FENS satellite symposium to highlight health benefits of regular fat dairy foods

The 12th FENS European Nutrition Conference will take place in Berlin, Germany from 20th to 23rd October 2015 and gather leading nutrition experts from around the world to discuss the latest developments in nutrition research. In conjunction with the conference, on 21st October a satellite symposium on "Regular Fat Dairy Foods in Nutrition and Health: The Latest insights" will present an update on the benefits.

Dietary guidance over the last 30 years has focused on dietary fat and saturated fat reduction to minimize the risk of metabolic diseases, especially heart disease. However, science is evolving and it seems today that saturated fat may not be the major issue, as was recently also confirmed by a WHO commissioned research group. Moreover emerging research highlights the importance of the food source of saturated fat and the matrix effect of foods. This is well illustrated with nutrient-rich regular fat dairy foods which have a different impact on several chronic disease outcomes from that which would be predicted based solely on their saturated fat content, as will be highlighted during this session.

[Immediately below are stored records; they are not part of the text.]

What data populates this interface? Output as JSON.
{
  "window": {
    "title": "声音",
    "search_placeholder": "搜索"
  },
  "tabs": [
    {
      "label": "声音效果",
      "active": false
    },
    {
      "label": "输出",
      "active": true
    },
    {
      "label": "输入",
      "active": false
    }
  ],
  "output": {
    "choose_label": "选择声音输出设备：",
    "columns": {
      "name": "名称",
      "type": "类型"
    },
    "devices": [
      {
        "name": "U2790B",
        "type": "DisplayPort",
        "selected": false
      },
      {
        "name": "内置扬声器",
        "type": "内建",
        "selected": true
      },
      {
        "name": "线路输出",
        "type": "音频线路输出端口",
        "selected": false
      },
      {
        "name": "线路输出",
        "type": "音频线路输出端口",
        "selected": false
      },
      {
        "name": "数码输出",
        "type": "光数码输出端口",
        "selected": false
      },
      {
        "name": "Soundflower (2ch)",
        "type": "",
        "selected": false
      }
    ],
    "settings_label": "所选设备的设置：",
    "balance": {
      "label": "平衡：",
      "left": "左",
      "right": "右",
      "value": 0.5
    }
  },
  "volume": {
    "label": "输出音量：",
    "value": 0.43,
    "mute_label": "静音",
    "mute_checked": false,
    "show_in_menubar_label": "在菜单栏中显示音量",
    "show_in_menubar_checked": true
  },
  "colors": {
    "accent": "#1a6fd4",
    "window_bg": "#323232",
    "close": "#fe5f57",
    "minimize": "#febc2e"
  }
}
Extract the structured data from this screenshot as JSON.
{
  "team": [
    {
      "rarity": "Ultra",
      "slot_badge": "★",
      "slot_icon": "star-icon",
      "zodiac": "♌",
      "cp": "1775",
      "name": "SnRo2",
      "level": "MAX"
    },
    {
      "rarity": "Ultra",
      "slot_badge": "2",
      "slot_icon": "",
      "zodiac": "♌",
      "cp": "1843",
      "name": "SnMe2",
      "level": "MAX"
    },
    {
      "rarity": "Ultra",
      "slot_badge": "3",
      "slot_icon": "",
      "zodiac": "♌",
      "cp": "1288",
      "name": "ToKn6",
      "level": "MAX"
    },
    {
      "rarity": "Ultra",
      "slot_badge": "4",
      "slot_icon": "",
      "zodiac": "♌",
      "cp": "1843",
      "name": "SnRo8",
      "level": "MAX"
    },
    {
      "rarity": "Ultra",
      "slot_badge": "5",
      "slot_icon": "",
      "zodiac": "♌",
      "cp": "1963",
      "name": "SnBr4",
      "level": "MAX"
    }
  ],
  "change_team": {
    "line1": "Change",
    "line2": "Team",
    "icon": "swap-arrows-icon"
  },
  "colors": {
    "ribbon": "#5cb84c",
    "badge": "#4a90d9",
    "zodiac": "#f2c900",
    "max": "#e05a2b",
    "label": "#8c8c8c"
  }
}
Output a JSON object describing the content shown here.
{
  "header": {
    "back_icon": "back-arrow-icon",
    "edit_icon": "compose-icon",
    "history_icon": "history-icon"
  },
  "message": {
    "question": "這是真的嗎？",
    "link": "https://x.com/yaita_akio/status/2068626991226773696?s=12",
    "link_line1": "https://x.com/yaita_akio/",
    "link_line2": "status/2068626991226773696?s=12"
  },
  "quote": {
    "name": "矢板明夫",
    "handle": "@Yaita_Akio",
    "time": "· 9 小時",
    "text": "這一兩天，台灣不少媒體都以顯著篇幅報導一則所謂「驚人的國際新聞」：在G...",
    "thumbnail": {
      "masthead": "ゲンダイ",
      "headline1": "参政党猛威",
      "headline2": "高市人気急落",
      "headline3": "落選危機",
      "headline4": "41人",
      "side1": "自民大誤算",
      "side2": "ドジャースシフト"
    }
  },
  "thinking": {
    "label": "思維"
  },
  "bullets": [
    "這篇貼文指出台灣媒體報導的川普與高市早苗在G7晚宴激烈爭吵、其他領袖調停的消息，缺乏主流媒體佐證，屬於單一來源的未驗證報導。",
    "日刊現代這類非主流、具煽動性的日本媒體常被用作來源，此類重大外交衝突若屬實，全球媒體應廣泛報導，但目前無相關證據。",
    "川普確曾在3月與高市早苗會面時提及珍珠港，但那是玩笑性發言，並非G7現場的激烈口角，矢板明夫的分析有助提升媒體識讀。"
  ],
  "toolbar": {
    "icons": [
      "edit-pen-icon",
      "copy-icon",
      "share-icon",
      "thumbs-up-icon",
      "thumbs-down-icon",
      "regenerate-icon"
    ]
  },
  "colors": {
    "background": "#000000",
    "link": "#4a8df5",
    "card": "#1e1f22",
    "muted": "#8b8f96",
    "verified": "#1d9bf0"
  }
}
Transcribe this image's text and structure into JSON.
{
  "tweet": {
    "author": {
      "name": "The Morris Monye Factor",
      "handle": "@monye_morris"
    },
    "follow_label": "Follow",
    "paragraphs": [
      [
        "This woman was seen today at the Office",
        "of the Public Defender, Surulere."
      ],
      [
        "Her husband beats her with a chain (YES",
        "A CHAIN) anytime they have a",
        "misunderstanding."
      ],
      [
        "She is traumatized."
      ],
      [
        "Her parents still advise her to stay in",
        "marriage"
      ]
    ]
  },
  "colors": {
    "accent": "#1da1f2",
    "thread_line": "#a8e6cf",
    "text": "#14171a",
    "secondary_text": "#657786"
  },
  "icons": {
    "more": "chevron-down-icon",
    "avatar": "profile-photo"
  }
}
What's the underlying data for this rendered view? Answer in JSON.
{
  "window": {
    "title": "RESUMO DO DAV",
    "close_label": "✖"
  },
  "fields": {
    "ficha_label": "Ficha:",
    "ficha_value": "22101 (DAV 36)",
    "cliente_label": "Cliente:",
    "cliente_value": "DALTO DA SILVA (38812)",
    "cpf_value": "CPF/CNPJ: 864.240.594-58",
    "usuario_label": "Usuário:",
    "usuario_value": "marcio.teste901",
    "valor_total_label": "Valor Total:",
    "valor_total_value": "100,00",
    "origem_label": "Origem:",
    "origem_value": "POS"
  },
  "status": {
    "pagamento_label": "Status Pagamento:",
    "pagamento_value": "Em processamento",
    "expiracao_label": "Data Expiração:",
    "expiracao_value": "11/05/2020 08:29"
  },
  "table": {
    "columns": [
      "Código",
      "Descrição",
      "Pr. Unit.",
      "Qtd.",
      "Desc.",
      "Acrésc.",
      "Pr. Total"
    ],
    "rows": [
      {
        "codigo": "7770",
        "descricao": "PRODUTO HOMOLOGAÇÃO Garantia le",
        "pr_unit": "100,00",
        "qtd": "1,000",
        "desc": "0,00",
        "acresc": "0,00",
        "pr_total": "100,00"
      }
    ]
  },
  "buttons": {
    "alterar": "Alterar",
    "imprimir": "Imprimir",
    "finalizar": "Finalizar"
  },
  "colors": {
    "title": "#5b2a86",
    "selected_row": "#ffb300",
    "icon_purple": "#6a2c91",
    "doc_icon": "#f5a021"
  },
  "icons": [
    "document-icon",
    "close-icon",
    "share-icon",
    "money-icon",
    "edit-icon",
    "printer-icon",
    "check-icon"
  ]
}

In the first of four presentations, Professor Philippe Legrand (Director of the Laboratory of Biochemistry and Human Nutrition in the Agronomic University of Rennes, France) will demonstrate that some saturated fats have important and specific biological roles. "A reassessment of the current nutritional fatty acid dietary recommendations is needed, as recently done in France with the ANSES opinion" emphasizes Prof. Legrand. "Moreover the importance of dietary sources of saturated fatty acids (SFA) should also be considered."

Health benefits

Professor Benoît Lamarche (Chair in Nutrition at the School of Nutrition, Laval University, Canada) will share results from recent meta-analyses and epidemiological studies having shown that SFA intake is not linked with CHD risk. "Results from many studies also suggest that dairy consumption is associated with a reduced

risk of cardiovascular disease" says Prof. Lamarche. His presentation will also demonstrate that associations between dairy products, including high-fat dairy products, and health are consistent with their impact on many cardiometabolic risk factors. "The focus on low-fat dairy products in current guidelines to limit dietary SFA intake needs to be revisited based on recent evidence in the literature" concludes Prof. Lamarche.

Following up on the benefits of dairy products, Dr Ulrika Ericson (Associate Researcher, Department of Clinical Sciences, Lund University Diabetes Center, Sweden) will update participants on the results of a 14-year study including 26,930 individuals (60% women), aged 45-74 years, from the population-based Malmö Diet and Cancer cohort. "High-fat dairy products were associated with decreased risk of type 2 diabetes (T2D) at high intakes, but low-fat dairy products were not", says Dr Ulrika Ericson. "This suggests that dairy fat, at least partly, explains observed protective associations between dairy intake and T2D."

She adds: "Our observations did not show association between total dietary fat content and T2D, but intakes of saturated fatty acids with 4-10 carbons, lauric (C12:0) and myristic (C14:0) acid were associated with decreased risk."

The presentation by Professor Arne Astrup (Head of Department of Nutrition, Exercise and Sports, University of Copenhagen, Denmark) will focus on cheese and metabolic diseases. "Among specific types of dairy products, cheese seems to exert a cardio-protective effect. Mechanistic research indicates that this health effect of cheese involves the food matrix, where the high calcium content plays an important role. Consequently, cheese should be recommended as an essential part of a heart-healthy diet" says Prof. Astrup.


International Dairy Federation (IDF)


The opinions expressed here are the views of the writer and do not necessarily reflect the views and opinions of News Medical.
Post a new comment
You might also like...
Deep learning model uses a single chest X-ray to predict heart disease risk